------ Record extracts
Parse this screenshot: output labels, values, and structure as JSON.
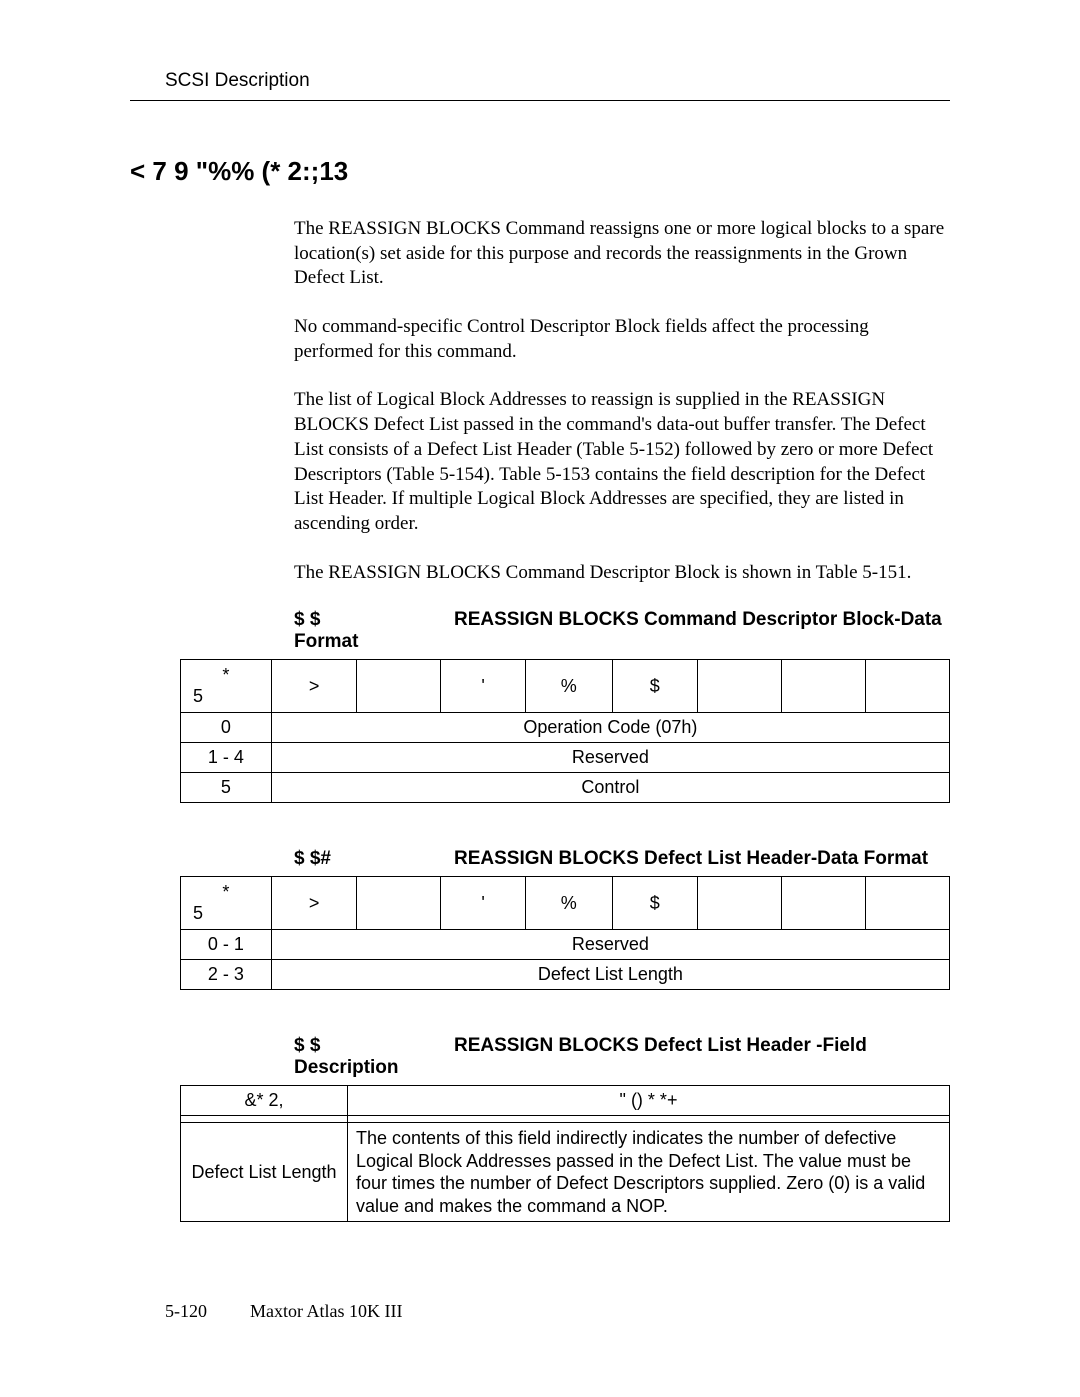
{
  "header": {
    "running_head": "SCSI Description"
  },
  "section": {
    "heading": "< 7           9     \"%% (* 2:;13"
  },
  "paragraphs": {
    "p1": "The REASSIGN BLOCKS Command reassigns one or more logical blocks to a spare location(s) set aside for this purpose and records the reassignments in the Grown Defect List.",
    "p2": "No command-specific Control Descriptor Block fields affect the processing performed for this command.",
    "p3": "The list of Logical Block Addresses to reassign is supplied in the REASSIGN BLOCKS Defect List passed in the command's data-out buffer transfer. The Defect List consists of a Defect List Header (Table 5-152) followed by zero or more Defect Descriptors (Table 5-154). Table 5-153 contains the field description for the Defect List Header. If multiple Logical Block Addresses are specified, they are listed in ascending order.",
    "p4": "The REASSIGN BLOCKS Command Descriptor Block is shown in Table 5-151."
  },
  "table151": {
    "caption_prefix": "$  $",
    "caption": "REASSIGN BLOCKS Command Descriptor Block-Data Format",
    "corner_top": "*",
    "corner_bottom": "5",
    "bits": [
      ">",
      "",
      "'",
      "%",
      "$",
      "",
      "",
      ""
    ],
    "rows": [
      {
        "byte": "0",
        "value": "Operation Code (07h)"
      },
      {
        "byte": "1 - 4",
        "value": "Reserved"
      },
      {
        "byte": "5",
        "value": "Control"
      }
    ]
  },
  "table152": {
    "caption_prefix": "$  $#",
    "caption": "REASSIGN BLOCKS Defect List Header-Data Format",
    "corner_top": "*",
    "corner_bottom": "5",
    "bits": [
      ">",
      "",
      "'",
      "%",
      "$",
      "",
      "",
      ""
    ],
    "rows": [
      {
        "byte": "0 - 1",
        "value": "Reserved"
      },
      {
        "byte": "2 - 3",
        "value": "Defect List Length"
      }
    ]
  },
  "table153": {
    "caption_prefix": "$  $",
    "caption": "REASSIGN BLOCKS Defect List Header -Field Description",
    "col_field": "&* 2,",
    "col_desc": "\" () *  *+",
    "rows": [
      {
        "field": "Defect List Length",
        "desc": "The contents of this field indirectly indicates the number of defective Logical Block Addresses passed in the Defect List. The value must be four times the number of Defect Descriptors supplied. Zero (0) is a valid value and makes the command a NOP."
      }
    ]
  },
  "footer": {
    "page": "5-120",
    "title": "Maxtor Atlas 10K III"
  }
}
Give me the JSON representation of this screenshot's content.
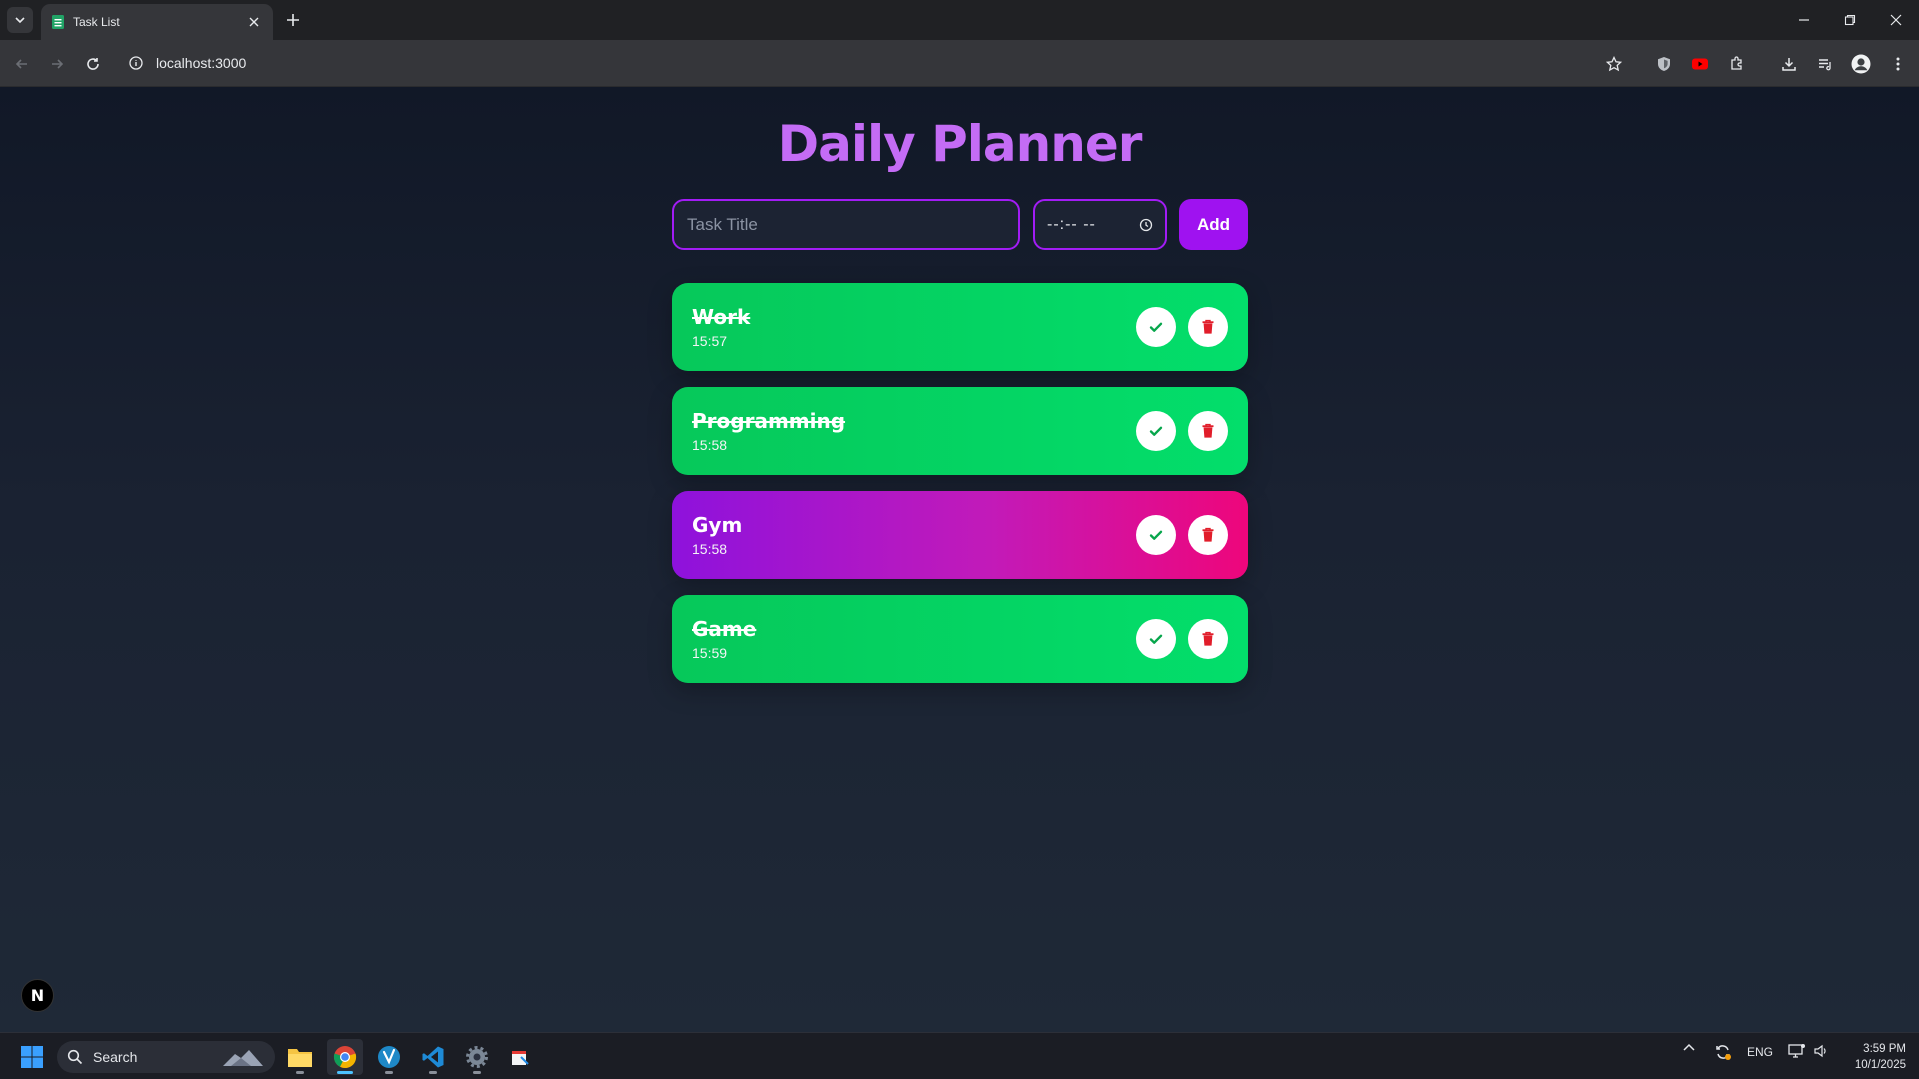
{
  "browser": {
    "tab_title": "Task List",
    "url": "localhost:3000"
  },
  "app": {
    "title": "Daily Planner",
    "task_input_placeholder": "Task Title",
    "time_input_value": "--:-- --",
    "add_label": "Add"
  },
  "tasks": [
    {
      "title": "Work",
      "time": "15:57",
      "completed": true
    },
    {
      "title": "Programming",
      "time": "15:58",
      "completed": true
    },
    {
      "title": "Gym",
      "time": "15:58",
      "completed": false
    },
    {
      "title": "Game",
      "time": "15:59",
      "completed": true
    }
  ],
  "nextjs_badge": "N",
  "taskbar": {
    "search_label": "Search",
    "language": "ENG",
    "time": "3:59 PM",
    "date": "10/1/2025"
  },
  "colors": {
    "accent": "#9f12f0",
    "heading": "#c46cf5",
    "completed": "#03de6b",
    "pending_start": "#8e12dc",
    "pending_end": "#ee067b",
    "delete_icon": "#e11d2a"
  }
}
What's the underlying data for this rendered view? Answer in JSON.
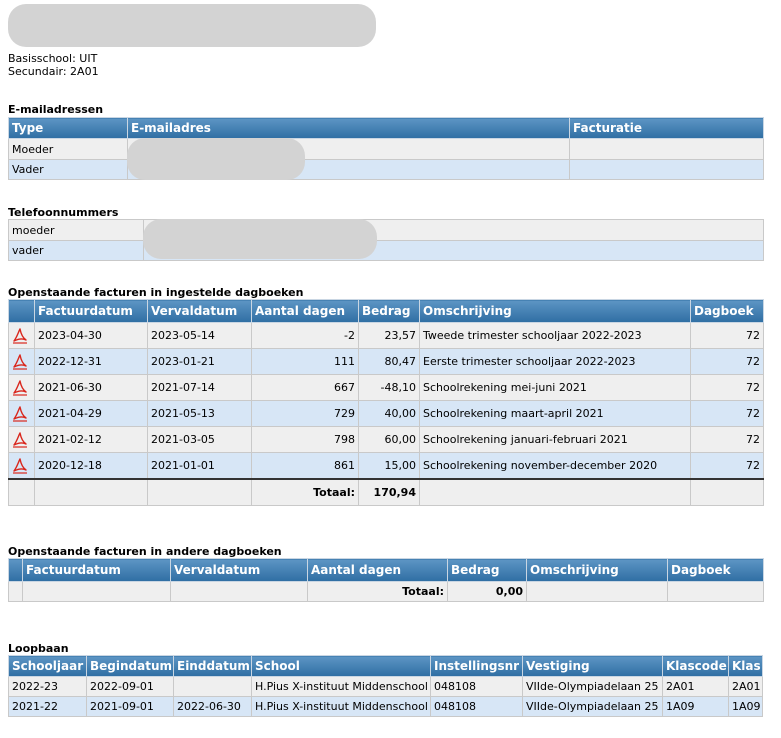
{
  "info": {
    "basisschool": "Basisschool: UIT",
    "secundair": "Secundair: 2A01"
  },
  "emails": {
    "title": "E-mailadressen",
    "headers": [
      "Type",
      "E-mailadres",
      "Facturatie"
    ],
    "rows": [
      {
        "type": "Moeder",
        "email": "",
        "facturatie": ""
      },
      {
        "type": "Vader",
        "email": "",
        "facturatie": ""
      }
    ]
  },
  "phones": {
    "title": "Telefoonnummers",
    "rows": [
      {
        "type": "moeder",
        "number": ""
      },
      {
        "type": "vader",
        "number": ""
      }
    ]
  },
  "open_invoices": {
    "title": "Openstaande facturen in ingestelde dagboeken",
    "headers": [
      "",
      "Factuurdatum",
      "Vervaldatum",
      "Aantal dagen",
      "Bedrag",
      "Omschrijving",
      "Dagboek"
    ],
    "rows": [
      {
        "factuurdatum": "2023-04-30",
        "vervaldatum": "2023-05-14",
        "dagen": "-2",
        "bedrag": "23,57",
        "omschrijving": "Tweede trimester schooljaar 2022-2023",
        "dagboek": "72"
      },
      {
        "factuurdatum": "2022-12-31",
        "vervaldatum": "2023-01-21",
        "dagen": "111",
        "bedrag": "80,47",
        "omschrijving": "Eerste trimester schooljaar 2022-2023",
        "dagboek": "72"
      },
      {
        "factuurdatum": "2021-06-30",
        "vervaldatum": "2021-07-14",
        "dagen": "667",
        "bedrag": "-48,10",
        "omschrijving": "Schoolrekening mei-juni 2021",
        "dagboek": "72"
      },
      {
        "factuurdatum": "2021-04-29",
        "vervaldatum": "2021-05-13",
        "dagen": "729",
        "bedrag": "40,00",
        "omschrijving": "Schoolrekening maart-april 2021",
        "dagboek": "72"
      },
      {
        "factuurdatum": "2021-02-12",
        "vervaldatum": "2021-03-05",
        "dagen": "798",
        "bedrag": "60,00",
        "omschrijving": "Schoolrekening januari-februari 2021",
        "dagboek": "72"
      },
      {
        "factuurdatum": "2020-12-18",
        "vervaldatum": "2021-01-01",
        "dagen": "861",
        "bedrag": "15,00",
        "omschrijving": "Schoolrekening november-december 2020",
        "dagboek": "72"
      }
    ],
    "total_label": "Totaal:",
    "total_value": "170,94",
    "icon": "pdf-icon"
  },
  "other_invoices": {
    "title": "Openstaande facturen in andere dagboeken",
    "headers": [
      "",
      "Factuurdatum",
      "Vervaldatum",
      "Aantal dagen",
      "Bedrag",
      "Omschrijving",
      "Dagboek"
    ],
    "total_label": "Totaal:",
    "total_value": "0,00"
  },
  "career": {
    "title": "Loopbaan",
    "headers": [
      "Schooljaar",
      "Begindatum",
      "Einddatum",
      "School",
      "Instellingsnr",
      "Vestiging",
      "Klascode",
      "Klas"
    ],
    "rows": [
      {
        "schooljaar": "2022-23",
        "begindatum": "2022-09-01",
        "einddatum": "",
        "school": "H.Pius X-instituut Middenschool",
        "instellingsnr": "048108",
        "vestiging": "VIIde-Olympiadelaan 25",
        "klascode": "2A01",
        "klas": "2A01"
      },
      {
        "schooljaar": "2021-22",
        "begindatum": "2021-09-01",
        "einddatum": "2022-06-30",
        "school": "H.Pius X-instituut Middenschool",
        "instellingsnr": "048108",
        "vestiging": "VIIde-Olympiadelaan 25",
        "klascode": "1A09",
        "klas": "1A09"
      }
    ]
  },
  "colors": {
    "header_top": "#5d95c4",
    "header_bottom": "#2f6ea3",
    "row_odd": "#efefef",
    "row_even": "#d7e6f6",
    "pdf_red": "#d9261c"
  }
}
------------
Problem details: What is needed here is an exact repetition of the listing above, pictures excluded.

Answer to the problem:
Parse this screenshot: output labels, values, and structure as JSON.
{
  "header": {
    "running_head": "SCSI Description"
  },
  "section": {
    "heading": "< 7           9     \"%% (* 2:;13"
  },
  "paragraphs": {
    "p1": "The REASSIGN BLOCKS Command reassigns one or more logical blocks to a spare location(s) set aside for this purpose and records the reassignments in the Grown Defect List.",
    "p2": "No command-specific Control Descriptor Block fields affect the processing performed for this command.",
    "p3": "The list of Logical Block Addresses to reassign is supplied in the REASSIGN BLOCKS Defect List passed in the command's data-out buffer transfer. The Defect List consists of a Defect List Header (Table 5-152) followed by zero or more Defect Descriptors (Table 5-154). Table 5-153 contains the field description for the Defect List Header. If multiple Logical Block Addresses are specified, they are listed in ascending order.",
    "p4": "The REASSIGN BLOCKS Command Descriptor Block is shown in Table 5-151."
  },
  "table151": {
    "caption_prefix": "$  $",
    "caption": "REASSIGN BLOCKS Command Descriptor Block-Data Format",
    "corner_top": "*",
    "corner_bottom": "5",
    "bits": [
      ">",
      "",
      "'",
      "%",
      "$",
      "",
      "",
      ""
    ],
    "rows": [
      {
        "byte": "0",
        "value": "Operation Code (07h)"
      },
      {
        "byte": "1 - 4",
        "value": "Reserved"
      },
      {
        "byte": "5",
        "value": "Control"
      }
    ]
  },
  "table152": {
    "caption_prefix": "$  $#",
    "caption": "REASSIGN BLOCKS Defect List Header-Data Format",
    "corner_top": "*",
    "corner_bottom": "5",
    "bits": [
      ">",
      "",
      "'",
      "%",
      "$",
      "",
      "",
      ""
    ],
    "rows": [
      {
        "byte": "0 - 1",
        "value": "Reserved"
      },
      {
        "byte": "2 - 3",
        "value": "Defect List Length"
      }
    ]
  },
  "table153": {
    "caption_prefix": "$  $",
    "caption": "REASSIGN BLOCKS Defect List Header -Field Description",
    "col_field": "&* 2,",
    "col_desc": "\" () *  *+",
    "rows": [
      {
        "field": "Defect List Length",
        "desc": "The contents of this field indirectly indicates the number of defective Logical Block Addresses passed in the Defect List. The value must be four times the number of Defect Descriptors supplied. Zero (0) is a valid value and makes the command a NOP."
      }
    ]
  },
  "footer": {
    "page": "5-120",
    "title": "Maxtor Atlas 10K III"
  }
}
Give me the JSON representation of this screenshot's content.
{
  "browser": {
    "tab_title": "Task List",
    "url": "localhost:3000"
  },
  "app": {
    "title": "Daily Planner",
    "task_input_placeholder": "Task Title",
    "time_input_value": "--:-- --",
    "add_label": "Add"
  },
  "tasks": [
    {
      "title": "Work",
      "time": "15:57",
      "completed": true
    },
    {
      "title": "Programming",
      "time": "15:58",
      "completed": true
    },
    {
      "title": "Gym",
      "time": "15:58",
      "completed": false
    },
    {
      "title": "Game",
      "time": "15:59",
      "completed": true
    }
  ],
  "nextjs_badge": "N",
  "taskbar": {
    "search_label": "Search",
    "language": "ENG",
    "time": "3:59 PM",
    "date": "10/1/2025"
  },
  "colors": {
    "accent": "#9f12f0",
    "heading": "#c46cf5",
    "completed": "#03de6b",
    "pending_start": "#8e12dc",
    "pending_end": "#ee067b",
    "delete_icon": "#e11d2a"
  }
}
What's the underlying data for this rendered view? Answer in JSON.
{
  "info": {
    "basisschool": "Basisschool: UIT",
    "secundair": "Secundair: 2A01"
  },
  "emails": {
    "title": "E-mailadressen",
    "headers": [
      "Type",
      "E-mailadres",
      "Facturatie"
    ],
    "rows": [
      {
        "type": "Moeder",
        "email": "",
        "facturatie": ""
      },
      {
        "type": "Vader",
        "email": "",
        "facturatie": ""
      }
    ]
  },
  "phones": {
    "title": "Telefoonnummers",
    "rows": [
      {
        "type": "moeder",
        "number": ""
      },
      {
        "type": "vader",
        "number": ""
      }
    ]
  },
  "open_invoices": {
    "title": "Openstaande facturen in ingestelde dagboeken",
    "headers": [
      "",
      "Factuurdatum",
      "Vervaldatum",
      "Aantal dagen",
      "Bedrag",
      "Omschrijving",
      "Dagboek"
    ],
    "rows": [
      {
        "factuurdatum": "2023-04-30",
        "vervaldatum": "2023-05-14",
        "dagen": "-2",
        "bedrag": "23,57",
        "omschrijving": "Tweede trimester schooljaar 2022-2023",
        "dagboek": "72"
      },
      {
        "factuurdatum": "2022-12-31",
        "vervaldatum": "2023-01-21",
        "dagen": "111",
        "bedrag": "80,47",
        "omschrijving": "Eerste trimester schooljaar 2022-2023",
        "dagboek": "72"
      },
      {
        "factuurdatum": "2021-06-30",
        "vervaldatum": "2021-07-14",
        "dagen": "667",
        "bedrag": "-48,10",
        "omschrijving": "Schoolrekening mei-juni 2021",
        "dagboek": "72"
      },
      {
        "factuurdatum": "2021-04-29",
        "vervaldatum": "2021-05-13",
        "dagen": "729",
        "bedrag": "40,00",
        "omschrijving": "Schoolrekening maart-april 2021",
        "dagboek": "72"
      },
      {
        "factuurdatum": "2021-02-12",
        "vervaldatum": "2021-03-05",
        "dagen": "798",
        "bedrag": "60,00",
        "omschrijving": "Schoolrekening januari-februari 2021",
        "dagboek": "72"
      },
      {
        "factuurdatum": "2020-12-18",
        "vervaldatum": "2021-01-01",
        "dagen": "861",
        "bedrag": "15,00",
        "omschrijving": "Schoolrekening november-december 2020",
        "dagboek": "72"
      }
    ],
    "total_label": "Totaal:",
    "total_value": "170,94",
    "icon": "pdf-icon"
  },
  "other_invoices": {
    "title": "Openstaande facturen in andere dagboeken",
    "headers": [
      "",
      "Factuurdatum",
      "Vervaldatum",
      "Aantal dagen",
      "Bedrag",
      "Omschrijving",
      "Dagboek"
    ],
    "total_label": "Totaal:",
    "total_value": "0,00"
  },
  "career": {
    "title": "Loopbaan",
    "headers": [
      "Schooljaar",
      "Begindatum",
      "Einddatum",
      "School",
      "Instellingsnr",
      "Vestiging",
      "Klascode",
      "Klas"
    ],
    "rows": [
      {
        "schooljaar": "2022-23",
        "begindatum": "2022-09-01",
        "einddatum": "",
        "school": "H.Pius X-instituut Middenschool",
        "instellingsnr": "048108",
        "vestiging": "VIIde-Olympiadelaan 25",
        "klascode": "2A01",
        "klas": "2A01"
      },
      {
        "schooljaar": "2021-22",
        "begindatum": "2021-09-01",
        "einddatum": "2022-06-30",
        "school": "H.Pius X-instituut Middenschool",
        "instellingsnr": "048108",
        "vestiging": "VIIde-Olympiadelaan 25",
        "klascode": "1A09",
        "klas": "1A09"
      }
    ]
  },
  "colors": {
    "header_top": "#5d95c4",
    "header_bottom": "#2f6ea3",
    "row_odd": "#efefef",
    "row_even": "#d7e6f6",
    "pdf_red": "#d9261c"
  }
}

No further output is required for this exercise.